Assigned task »
How many lines of the data hold the word "ポートに接続"? State the number and nothing else.

Material for this exercise »
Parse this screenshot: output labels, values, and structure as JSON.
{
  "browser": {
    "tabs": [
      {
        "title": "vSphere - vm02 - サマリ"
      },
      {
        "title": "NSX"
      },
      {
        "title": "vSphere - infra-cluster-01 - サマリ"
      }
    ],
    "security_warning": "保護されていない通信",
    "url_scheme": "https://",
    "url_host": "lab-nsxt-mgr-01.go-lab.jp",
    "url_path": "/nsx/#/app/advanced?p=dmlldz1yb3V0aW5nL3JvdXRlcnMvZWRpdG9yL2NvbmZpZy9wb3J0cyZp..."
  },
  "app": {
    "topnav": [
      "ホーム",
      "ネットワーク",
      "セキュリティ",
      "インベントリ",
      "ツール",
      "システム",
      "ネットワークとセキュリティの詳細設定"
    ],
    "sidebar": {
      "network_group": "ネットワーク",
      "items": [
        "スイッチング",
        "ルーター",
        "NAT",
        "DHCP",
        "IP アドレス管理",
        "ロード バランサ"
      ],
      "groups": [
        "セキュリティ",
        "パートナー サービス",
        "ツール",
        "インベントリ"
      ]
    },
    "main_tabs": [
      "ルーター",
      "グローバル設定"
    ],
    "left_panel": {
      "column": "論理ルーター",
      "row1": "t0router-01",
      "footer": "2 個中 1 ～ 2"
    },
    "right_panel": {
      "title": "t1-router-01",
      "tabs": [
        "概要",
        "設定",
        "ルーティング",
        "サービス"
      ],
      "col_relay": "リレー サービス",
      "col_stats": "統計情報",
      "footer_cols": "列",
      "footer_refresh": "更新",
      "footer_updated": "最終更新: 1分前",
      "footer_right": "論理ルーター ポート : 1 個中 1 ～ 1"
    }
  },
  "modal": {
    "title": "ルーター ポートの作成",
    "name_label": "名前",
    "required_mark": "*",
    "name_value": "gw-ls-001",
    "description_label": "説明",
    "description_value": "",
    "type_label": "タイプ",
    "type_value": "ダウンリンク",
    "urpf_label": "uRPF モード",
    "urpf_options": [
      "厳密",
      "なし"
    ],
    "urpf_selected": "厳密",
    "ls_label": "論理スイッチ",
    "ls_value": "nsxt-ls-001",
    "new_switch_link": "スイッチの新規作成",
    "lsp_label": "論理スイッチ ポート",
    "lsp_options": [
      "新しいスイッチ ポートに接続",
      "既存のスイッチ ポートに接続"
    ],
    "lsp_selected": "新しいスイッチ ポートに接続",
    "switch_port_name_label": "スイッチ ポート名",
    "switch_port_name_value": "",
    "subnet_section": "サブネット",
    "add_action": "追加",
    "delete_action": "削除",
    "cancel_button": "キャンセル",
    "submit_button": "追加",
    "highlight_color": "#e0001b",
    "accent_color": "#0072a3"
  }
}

Exercise solution »
3